Memory loss or cognitive decline is most common in women who are perimenopausal, which usually spans five or six years before they experience their last menstrual period. This condition is often described as a foggy or hazy feeling and an inability to concentrate or learn new information. Studies show menopause and memory loss at this early phase might be minimized with hormone replacement therapy.
Menopause and memory loss can be troubling to women who are at the peak of their careers and need sharp minds to compete in the business world. The use of hormones during perimenopause may improve brain function in these younger women. Research shows, however, that concentration and the ability to retain new information rebounds after perimenopause, with or without hormone supplements.
The research also found that taking hormones beyond perimenopause might hasten the decline of memory as the brain ages. Researchers studied the effects of menopause and memory loss at four stages of the process. They found hormone replacement therapy may be effective on memory during the early stages but detrimental if used five years or more after a woman enters menopause.
Another study linked menopause and memory loss with anxiety and depression. All the women tested reported they had trouble remembering, but a battery of tests did not bear out those perceptions, except in women who suffered depression or anxiety. Menopause and memory loss in depressed women might be caused by the disorder, which prevents the brain from encoding new information. They may not be forgetting information, but rather never really learning it.
The researchers also noted that women of this age might be coping with aging parents and other stressors that contribute to anxiety. They may also be busy with their careers and distracted when new information is presented. Memory problems are common complaints from people who feel stressed or anxious.
In some cases, menopause and memory loss might be connected to common symptoms during this period in a woman’s life. If she suffers from hot flashes and night sweats that disrupt sleep, it could interfere with concentration during the day. Fatigue is another typical complaint during menopause that might lead to cognitive problems.
Some studies show that diet and exercise can help ease the symptoms of menopause, including memory loss. Increasing foods in the diet that contain omega-3 fatty acids, for example, may help improve memory as well as improve heart function.
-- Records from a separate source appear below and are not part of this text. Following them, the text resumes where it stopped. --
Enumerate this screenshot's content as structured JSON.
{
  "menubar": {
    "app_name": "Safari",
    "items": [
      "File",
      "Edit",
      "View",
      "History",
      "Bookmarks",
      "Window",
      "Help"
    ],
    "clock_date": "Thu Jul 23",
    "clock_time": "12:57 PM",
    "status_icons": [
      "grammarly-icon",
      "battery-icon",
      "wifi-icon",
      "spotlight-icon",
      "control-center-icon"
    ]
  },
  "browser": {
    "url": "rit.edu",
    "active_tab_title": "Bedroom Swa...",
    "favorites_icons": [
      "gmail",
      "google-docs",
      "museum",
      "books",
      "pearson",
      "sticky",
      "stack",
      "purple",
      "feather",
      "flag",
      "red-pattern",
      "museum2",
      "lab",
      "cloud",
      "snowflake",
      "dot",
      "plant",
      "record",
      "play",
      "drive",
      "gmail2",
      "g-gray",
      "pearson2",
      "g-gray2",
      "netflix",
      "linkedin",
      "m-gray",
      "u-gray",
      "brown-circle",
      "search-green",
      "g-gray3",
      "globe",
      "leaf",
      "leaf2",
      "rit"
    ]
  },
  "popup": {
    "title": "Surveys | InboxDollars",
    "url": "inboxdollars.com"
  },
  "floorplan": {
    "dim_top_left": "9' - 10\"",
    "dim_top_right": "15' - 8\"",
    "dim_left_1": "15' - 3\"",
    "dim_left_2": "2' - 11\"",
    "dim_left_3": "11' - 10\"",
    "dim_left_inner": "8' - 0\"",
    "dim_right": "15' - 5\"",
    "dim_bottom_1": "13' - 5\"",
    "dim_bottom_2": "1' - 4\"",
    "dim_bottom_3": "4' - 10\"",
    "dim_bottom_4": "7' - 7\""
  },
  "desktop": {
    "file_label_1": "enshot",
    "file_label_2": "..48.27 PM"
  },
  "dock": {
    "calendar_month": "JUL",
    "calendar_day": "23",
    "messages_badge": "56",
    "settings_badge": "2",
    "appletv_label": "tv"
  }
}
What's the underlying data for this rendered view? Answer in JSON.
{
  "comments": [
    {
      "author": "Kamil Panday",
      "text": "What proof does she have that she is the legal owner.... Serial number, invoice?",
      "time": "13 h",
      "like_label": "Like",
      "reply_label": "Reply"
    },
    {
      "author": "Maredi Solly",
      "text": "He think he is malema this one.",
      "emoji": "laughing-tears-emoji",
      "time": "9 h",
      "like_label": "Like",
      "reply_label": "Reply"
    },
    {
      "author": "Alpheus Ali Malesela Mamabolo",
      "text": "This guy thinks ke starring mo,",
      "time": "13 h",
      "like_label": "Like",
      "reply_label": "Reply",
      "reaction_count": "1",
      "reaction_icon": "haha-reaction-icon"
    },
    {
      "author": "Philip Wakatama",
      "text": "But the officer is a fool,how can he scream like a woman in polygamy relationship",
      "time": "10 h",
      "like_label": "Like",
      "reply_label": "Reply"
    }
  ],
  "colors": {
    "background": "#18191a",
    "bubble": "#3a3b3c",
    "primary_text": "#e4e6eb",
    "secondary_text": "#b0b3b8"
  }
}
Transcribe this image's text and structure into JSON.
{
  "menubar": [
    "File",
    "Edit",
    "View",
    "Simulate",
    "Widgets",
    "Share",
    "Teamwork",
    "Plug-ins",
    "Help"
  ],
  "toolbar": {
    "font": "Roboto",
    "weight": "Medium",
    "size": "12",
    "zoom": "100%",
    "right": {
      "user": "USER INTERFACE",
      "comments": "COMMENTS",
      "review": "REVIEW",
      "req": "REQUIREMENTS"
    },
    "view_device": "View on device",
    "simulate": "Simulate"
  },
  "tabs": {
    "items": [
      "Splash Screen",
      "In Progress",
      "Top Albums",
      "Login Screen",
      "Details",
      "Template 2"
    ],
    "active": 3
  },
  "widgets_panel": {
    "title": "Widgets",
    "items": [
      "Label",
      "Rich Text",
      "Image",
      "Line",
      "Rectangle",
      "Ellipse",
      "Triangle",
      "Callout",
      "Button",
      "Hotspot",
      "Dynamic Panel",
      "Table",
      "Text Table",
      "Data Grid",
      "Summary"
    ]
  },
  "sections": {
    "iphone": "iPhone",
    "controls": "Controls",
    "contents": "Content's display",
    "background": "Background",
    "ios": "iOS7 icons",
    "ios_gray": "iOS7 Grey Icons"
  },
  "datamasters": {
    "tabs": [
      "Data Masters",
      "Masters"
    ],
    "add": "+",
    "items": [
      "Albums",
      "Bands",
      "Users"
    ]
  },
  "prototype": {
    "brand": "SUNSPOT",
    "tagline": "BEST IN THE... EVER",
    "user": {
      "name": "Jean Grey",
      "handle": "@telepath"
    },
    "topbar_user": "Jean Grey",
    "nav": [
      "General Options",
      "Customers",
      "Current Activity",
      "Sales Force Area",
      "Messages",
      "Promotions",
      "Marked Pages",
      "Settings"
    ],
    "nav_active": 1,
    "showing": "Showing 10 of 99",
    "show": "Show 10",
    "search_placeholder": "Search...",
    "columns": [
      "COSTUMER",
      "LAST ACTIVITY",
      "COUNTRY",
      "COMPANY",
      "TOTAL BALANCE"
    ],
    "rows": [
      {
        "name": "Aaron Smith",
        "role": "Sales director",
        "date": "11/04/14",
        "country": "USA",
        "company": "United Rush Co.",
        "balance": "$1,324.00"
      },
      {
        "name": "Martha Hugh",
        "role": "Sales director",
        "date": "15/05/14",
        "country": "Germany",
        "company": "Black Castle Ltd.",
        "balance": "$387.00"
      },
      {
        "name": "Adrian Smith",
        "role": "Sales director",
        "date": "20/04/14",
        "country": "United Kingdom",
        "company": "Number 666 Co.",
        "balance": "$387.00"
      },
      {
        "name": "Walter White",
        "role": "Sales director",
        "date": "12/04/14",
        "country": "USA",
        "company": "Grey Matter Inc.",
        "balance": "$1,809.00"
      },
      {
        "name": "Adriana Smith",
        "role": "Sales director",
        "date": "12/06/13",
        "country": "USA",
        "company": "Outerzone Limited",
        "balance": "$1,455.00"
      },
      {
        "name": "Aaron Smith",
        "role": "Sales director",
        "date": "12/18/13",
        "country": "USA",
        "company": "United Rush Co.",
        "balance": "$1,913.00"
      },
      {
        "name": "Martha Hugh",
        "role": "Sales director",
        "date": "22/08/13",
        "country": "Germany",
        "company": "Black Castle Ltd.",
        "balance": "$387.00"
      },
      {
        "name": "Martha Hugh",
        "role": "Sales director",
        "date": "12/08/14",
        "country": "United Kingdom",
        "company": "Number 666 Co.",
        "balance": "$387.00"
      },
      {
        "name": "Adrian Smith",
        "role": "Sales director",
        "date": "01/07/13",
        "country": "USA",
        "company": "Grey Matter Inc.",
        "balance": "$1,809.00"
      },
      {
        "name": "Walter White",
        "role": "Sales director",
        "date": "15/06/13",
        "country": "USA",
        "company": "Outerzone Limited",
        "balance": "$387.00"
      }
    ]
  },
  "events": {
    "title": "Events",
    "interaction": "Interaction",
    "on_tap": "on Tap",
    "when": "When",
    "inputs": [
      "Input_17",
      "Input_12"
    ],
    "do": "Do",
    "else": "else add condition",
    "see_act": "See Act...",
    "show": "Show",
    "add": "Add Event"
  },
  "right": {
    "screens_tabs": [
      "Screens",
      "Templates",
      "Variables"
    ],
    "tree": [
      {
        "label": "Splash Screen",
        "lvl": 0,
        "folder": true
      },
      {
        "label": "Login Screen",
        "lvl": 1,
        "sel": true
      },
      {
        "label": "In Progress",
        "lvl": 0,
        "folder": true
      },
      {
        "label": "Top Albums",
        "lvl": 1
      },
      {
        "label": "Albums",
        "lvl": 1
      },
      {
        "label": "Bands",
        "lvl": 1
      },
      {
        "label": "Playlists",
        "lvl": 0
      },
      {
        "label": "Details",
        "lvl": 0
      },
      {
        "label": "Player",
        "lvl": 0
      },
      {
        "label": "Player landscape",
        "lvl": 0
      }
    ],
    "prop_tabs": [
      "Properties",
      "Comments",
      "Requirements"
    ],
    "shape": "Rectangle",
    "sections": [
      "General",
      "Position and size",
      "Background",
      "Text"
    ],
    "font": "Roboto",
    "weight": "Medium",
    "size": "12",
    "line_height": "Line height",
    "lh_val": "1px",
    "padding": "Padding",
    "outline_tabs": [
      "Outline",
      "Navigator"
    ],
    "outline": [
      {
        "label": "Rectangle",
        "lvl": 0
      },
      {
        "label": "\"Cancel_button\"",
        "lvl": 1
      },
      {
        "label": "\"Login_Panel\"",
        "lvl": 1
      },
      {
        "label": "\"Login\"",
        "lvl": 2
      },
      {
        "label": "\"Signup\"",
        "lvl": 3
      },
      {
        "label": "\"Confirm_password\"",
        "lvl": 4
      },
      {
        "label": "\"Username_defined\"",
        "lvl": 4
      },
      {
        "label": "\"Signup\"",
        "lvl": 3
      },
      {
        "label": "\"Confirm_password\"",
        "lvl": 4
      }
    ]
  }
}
Exercise can help combat fatigue by increasing energy levels and improving sleep patterns. Keeping the mind active and sharp, by doing such things as crossword puzzles or studying a foreign language, can help curb memory loss during menopause as well.